2014: What We Can Learn From the Year of the Data Breach

It seemed like data breaches were everywhere this past year. Some will say this was because the media was simply paying more attention in 2014. Some will say that the 27.5% YoY increase in breaches just meant there were more breaches to cover. One thing is for certain, though, more breaches were made public in 2014 than any of us have ever seen.

So what started all the hype? Although it didn’t happen last year, the Target breach of 2013 was a driving force behind the momentum of data breach discussions. It was staggering in size, its effects were widespread, and what made it even more frightening was that it was all the result of a hack that infiltrated the POS system.

The Target hack of 2013 proved that security is more than simply protecting your consumer-facing online presence. Security is about protecting consumer data – regardless of how and where it is obtained, or where it is stored.  The media is now paying close attention, and will be quick to call out any and all that neglect to protect customer data and information.

So what can we learn from the 783 data breaches that occurred in 2014? Well, according to the Identity Theft Resource Center (ITRC), the top four causes of breaches were Hacking (29%), Subcontractor/Third Party (15.1 %), Accidental Exposure (11.5%), and Data in Transit (7.9%).

This has been interpreted in a couple of ways:

  • Hacking (29%) accounts for nearly 1/3 of all data breaches, so it’s best to put the majority of your security resources there…just to be safe.
  • Security resources should focus on the other three items in the top four. Combined, they account for 34.5% of all breaches, and all revolve around problems with training and/or process.

The truth is that no one will complain if you’re doing everything you can to protect your company from hackers. Executives know about the hacks and expect their folks to respond.  Plus, hacking gets all the good press. But the rest of the truth is, focusing on hacking while neglecting training and procedures is like putting iron bars on the front door of your home and then completely removing your back door.

So what can we learn from the year of the data breach? Well, while hacking is still a major problem behind data breaches, it’s not the only one. In fact, the majority of breaches happen because employees or business partners aren’t aware of security best practices, policies, and procedures.

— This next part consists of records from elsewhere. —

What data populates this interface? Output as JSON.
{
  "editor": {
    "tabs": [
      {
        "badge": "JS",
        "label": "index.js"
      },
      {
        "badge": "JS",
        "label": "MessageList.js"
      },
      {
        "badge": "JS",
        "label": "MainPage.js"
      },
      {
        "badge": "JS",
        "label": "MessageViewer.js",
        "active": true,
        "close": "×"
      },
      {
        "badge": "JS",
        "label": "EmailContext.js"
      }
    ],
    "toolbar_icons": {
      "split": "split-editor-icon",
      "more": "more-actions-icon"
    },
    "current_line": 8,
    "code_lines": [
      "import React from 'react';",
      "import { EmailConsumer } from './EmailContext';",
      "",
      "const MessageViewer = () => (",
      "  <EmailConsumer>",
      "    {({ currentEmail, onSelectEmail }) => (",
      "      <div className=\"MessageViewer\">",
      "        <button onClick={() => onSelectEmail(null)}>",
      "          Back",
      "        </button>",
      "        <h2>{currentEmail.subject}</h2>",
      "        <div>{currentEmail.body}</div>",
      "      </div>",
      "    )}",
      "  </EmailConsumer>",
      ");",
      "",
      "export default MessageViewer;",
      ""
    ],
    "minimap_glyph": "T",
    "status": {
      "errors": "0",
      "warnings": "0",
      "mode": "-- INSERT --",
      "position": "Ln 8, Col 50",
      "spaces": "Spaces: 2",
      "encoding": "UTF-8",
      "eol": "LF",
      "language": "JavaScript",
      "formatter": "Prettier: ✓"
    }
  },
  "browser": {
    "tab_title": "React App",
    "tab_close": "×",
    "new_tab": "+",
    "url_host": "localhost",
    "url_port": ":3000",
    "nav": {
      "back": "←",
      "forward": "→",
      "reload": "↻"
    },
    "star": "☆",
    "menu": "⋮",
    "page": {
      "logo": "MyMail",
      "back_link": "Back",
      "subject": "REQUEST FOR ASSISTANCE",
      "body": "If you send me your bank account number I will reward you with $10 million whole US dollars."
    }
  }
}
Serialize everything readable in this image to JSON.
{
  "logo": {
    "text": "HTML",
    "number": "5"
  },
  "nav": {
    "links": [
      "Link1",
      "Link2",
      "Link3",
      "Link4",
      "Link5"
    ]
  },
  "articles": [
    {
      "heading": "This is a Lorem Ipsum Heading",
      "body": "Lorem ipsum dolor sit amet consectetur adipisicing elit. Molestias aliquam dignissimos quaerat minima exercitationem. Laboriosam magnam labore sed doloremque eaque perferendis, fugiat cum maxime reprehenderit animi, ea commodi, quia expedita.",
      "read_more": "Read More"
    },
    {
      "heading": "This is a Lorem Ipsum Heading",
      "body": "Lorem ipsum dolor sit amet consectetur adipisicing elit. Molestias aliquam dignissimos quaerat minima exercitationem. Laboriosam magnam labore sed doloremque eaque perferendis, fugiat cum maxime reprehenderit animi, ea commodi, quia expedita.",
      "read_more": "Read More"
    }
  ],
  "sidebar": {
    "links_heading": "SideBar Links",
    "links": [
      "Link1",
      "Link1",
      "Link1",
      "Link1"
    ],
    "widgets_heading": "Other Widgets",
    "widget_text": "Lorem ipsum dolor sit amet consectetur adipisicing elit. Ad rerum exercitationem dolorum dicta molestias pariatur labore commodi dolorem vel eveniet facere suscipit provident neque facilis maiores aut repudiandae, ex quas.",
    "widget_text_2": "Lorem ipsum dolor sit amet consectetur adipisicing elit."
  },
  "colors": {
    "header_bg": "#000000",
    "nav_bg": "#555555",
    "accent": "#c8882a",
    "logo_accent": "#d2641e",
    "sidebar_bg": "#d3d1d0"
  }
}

So in addition to investing in protection against hackers, companies must continually educate employees on how to treat sensitive information.  They must also begin to require their business partners to do the same and ask for proof that training took place.

There’s no question that eCommerce security will be a two-front war in 2015 and beyond.  And paying close attention to all the battles being waged will be the only way to ensure the safest possible environment possible for online shoppers while protecting your company from an onslaught of negative media scrutiny.

Add Comment